Radio & Music – Waiting to be heard
The industry saw impetus coming from the increase in spends due to elections. While the real estate sector continued to face slowdown, the sector spends on radio continued to liquidate existing inventory. The growth during the FY19 has remained weak at of 6.17 per cent.
KEY THEMES OF 2019
NTO – A paradigm shift: Post the new regulatory framework for broadcasting and cable services introduced by the Telecom Regulatory Authority of India (TRAI), viewership is likely to be concentrated across fewer channels aiding large broadcasters and channels with appealing content. They stand to benefit from higher subscription revenue as well as gain greater pricing power. Further, some of the large broadcasters have also taken a strategic call to move the Free-to-air (FTA) variants of their popular General Entertainment Channels to the Pay regime, with a view to ensure that subscribers pay for the content they wish to watch.
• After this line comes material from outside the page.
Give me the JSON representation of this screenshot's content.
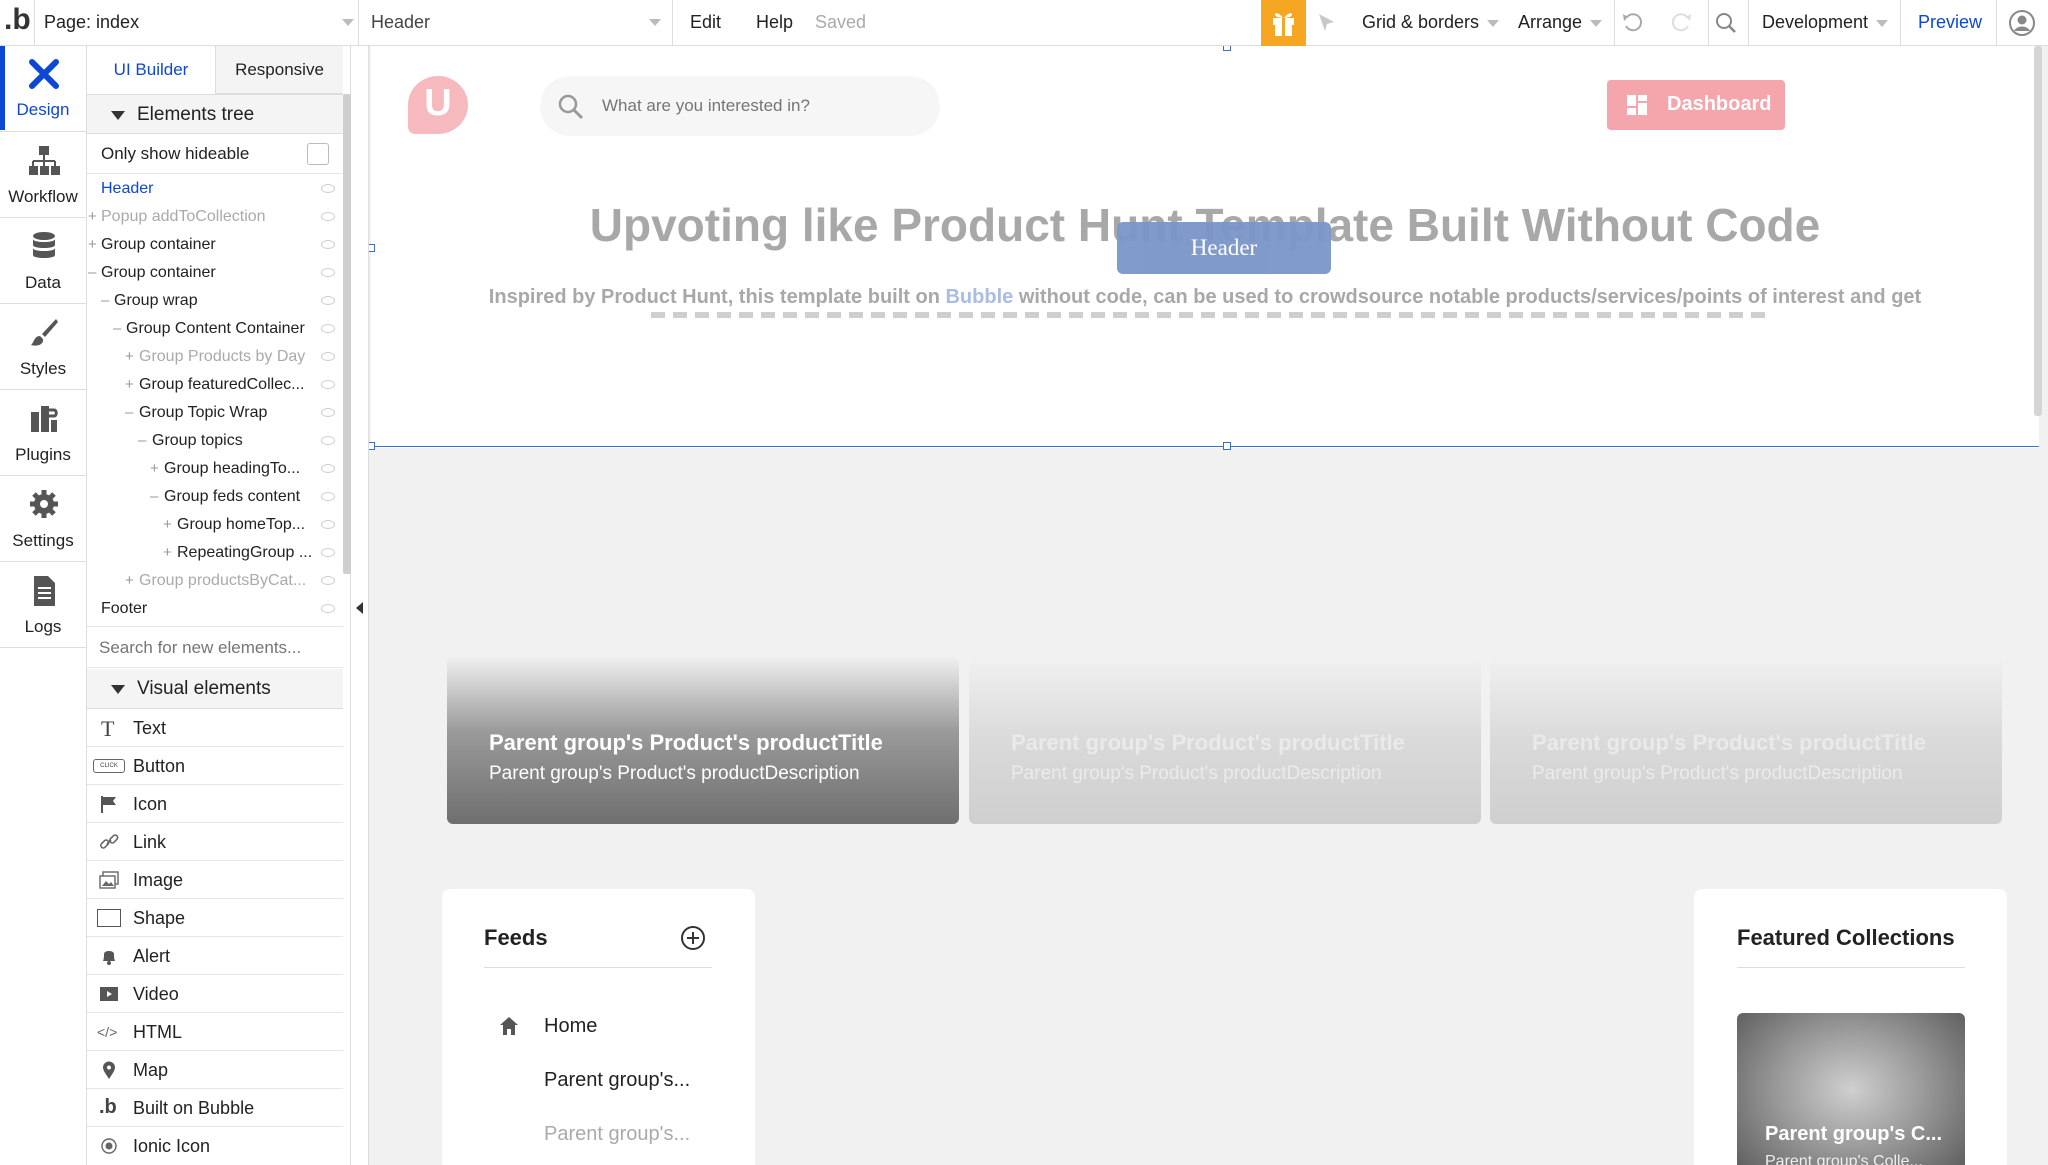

Regional markets – Moving into the limelight: In FY19, the growth in advertising revenue for regional channels has been around 16-17 per cent. The large audience size combined with their preference to consume content in their preferred language has led to media platforms expanding their portfolios to offer dedicated regional language content. Consumers are also spending 35-43 per cent of time on regional videos on digital platforms.
Skill development – The learning imperative: Owing to the digital disruption, the world of media and entertainment is changing with a new composition in the workforce. The India Inc’s capability to ideate, innovate and execute eventually leads to disproportionate value creation for the enterprise. This shift requires constant upscaling and upskilling of the workforce. The traditional job roles have either completely changed or have totally ceased to exist with a decrease of 8 per cent in online media, 9 per cent in print and 5 per cent in broadcast media.
Digital privacy and content – Bridging the monetisation gap: In today’s marketplace, customised environment and recommendations are the norm and it provides organisations an edge over their competition. They are using Content Delivery Networks (CDN) to speed up content delivery on websites with high traffic based on location. In order to provide such services, media companies are now monetizing by collecting huge amounts of data to create customer profiles in a new and unique way.
5G – Technology trends in M&E sector: 5G will increase media usage immensely. The revenue forecast over the next decade (2019-2028) is pegged at approximately USD 3 trillion which the M&E companies will be vying for and the revenue opportunity enabled by 5G networks will be approximately USD1.3 trillion. The year 2025 is expected to be the year when the industry will reach critical mass wherein 57 per cent of global wireless media revenues will be generated on the back of superfast 5G networks and devices. One of the key metrics of 5G performance is latency and since the technology promises latency of <1Ms live streaming and large downloads will happen at supersonic speeds.